Ottawa Police officers on a boat on the Ottawa River near Bate Island during a search for the second of two men reported missing Friday night. The body of one man was recovered overnight. Aug. 1, 2020.

Hot temperatures and swimming in unfamiliar waters are considered as possible factors for a deadly summer on waterways in Ottawa.

There have been five drownings on Ottawa waterways since the middle of June, including a two year-old boy that drowned at Petrie Island.  Two fishermen died after being swept away in the Ottawa River near the Canadian Museum of History last weekend.

The Ottawa Drowning Prevention Coalition, Ottawa Police, Ottawa Fire, and Ottawa Paramedic Service are urging all residents to practice water safety when they are on, in or near water.

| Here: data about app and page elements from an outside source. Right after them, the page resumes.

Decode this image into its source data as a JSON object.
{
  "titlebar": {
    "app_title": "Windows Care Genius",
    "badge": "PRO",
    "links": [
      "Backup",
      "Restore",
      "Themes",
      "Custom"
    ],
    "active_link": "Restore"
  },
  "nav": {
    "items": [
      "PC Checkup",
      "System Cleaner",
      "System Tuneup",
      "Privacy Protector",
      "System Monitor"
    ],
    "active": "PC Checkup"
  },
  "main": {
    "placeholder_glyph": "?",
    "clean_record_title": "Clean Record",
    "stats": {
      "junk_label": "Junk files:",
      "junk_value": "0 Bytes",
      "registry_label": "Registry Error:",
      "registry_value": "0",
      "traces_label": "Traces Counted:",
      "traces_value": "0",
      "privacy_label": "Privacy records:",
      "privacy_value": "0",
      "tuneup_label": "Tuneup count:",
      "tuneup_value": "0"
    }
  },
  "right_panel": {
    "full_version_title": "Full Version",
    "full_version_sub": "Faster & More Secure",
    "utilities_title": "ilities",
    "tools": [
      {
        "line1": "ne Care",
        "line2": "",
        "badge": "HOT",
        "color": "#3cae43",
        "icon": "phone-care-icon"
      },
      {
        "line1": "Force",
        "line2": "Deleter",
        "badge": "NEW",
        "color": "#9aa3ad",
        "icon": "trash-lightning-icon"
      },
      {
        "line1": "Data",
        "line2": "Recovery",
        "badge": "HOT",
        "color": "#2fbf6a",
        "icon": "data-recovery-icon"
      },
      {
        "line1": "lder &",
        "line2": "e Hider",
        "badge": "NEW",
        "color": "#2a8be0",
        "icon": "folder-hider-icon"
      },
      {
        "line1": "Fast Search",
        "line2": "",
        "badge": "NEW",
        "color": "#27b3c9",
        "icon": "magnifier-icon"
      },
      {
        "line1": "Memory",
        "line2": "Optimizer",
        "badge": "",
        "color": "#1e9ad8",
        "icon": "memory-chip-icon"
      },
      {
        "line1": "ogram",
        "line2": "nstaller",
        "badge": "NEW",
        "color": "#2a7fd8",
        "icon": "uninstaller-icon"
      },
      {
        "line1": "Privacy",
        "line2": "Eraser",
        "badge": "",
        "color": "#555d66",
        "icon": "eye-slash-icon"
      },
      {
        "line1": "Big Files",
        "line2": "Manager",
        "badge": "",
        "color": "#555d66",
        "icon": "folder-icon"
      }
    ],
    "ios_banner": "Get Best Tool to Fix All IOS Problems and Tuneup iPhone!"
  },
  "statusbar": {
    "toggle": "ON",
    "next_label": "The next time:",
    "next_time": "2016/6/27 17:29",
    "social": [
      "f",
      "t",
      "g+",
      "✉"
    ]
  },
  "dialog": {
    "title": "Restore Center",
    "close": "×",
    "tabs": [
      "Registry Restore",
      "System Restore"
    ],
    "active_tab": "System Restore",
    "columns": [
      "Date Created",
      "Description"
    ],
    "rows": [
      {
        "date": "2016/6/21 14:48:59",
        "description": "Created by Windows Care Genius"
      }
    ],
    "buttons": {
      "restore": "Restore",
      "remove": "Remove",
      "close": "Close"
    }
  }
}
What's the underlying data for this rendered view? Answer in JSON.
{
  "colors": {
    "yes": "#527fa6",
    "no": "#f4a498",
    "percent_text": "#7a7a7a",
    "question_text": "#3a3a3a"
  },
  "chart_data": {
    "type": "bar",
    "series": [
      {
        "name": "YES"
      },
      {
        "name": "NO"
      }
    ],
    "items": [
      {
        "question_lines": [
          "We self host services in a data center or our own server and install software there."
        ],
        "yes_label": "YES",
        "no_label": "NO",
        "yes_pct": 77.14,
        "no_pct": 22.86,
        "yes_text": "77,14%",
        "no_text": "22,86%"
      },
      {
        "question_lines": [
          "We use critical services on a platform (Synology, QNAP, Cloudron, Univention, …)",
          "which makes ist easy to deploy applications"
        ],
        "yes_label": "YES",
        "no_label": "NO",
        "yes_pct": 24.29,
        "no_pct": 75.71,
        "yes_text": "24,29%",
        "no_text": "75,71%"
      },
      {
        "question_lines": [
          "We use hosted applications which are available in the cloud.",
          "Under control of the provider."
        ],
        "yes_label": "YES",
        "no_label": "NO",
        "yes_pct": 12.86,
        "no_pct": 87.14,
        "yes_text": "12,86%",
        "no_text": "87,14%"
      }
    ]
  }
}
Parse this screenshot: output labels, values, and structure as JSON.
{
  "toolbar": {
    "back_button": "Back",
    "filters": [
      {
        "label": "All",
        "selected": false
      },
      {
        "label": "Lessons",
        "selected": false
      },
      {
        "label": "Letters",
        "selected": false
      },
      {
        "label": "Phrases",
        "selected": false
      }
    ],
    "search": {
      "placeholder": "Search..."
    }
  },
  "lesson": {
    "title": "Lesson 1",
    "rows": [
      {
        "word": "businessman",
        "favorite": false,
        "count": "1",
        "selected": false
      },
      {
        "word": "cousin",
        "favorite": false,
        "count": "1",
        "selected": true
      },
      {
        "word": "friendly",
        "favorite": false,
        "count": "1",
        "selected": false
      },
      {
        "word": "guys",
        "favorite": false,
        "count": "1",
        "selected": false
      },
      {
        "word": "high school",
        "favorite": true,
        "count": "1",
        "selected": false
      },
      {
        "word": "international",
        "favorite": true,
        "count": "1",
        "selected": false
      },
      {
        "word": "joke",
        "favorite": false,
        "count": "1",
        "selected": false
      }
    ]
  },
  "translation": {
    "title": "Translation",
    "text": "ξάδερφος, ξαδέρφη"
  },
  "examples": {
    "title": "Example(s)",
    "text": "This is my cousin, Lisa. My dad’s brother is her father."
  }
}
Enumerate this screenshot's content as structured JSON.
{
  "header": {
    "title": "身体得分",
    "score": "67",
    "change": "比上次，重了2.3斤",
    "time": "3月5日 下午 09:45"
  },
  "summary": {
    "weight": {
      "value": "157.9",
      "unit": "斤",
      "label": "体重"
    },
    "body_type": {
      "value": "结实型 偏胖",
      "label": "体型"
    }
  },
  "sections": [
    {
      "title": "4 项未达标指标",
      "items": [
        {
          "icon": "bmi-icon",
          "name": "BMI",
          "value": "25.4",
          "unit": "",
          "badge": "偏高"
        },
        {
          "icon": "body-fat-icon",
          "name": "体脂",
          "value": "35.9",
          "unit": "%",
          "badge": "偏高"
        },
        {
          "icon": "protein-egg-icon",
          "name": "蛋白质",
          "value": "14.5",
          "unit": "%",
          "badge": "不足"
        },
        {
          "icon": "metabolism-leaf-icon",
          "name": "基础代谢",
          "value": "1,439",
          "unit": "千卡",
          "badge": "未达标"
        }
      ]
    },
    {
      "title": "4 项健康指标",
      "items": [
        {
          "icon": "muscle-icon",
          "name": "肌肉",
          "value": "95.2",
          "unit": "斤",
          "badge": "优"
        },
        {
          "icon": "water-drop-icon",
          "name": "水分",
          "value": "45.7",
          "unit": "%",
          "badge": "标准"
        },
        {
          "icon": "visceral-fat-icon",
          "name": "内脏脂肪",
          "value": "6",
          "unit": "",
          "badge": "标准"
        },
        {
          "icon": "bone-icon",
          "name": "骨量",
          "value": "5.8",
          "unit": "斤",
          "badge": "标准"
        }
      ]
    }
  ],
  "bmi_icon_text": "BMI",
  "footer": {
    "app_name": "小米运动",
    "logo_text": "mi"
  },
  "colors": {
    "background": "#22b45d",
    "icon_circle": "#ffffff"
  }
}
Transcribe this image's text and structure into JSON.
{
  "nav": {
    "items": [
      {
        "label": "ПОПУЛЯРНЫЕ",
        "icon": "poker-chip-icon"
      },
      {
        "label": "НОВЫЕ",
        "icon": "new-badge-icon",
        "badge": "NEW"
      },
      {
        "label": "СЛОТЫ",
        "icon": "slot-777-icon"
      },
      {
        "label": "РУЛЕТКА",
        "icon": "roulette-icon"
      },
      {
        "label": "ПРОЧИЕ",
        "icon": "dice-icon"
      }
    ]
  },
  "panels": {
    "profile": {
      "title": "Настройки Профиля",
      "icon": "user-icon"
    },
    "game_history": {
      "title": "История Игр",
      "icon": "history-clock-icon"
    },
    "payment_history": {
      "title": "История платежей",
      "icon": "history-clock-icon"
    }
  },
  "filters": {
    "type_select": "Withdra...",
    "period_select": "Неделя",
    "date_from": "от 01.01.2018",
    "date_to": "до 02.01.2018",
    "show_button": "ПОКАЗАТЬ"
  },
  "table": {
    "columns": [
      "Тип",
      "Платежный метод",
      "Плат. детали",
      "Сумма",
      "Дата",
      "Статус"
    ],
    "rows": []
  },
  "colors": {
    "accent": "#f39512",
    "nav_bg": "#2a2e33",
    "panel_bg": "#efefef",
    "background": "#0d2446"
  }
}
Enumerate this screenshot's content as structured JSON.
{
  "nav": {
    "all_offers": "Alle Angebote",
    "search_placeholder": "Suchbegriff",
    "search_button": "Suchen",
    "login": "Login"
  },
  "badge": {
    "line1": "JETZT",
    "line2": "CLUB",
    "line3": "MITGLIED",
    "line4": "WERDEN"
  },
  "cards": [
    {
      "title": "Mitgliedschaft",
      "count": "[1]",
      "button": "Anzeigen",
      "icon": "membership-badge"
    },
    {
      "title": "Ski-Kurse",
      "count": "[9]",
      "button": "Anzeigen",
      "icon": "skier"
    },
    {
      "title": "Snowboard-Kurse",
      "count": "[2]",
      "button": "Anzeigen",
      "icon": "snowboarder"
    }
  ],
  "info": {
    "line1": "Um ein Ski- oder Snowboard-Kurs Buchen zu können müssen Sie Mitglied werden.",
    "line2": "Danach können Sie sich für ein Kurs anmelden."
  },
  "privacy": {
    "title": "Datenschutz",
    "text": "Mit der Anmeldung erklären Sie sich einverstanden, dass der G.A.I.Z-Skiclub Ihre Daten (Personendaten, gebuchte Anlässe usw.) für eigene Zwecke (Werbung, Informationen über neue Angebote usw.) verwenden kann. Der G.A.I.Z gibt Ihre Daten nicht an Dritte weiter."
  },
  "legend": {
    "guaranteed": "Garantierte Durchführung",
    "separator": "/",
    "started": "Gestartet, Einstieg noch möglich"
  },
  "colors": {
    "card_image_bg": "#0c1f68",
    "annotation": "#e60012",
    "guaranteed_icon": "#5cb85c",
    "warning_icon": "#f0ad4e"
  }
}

Speaking on CTV News at Noon, Chris Wagg of the Ottawa Drowning Prevention Coalition said emergency crews have noticed more people are swimming in new areas this summer instead of at public beaches.

"They're finding people swimming in areas that typically we've never seen them going in the waters," Wagg said on Thursday.

"Of course, we're talking outside the supervised beach areas."

On July 3, a 14-year-old boy drowned after jumping off the Prince of Wales Bridge into the Ottawa River. On July 4, a 20-year-old man drowned while swimming at Britannia Beach. The beach remains closed this summer due to work by municipal officials.

Wagg says people should be swimming in supervised areas of the Ottawa River.

"City of Ottawa goes out to the beaches well ahead of the season, checking the bottom looking for any debris that might be there that could pose a danger, roping off the supervised areas," said Wagg.

"So when you're heading out onto the river, into an area that hasn't been searched, knowing what footing is underneath. So, if you're out there, you could easily lose your footing in the river because the currents can be incredibly strong."

The Ottawa Drowning Prevention Coalition says you should be aware of the possible dangers of swimming in unknown waters and always wear a life jacket near open bodies of water.

Wagg says no matter where you are swimming or how much experience you have; always have someone watching people in the water.

"Having somebody watching over you at all times is always a great idea. Parents can easily get distracted with phones or if you have family and friends over. Make sure you got that one person designated to be on guard watching the kids."

If you're boating this summer, the Ottawa Drowning Prevention Coalition recommends wearing a life jacket at all times, have all the safety equipment on board and don't drink and drive while boating.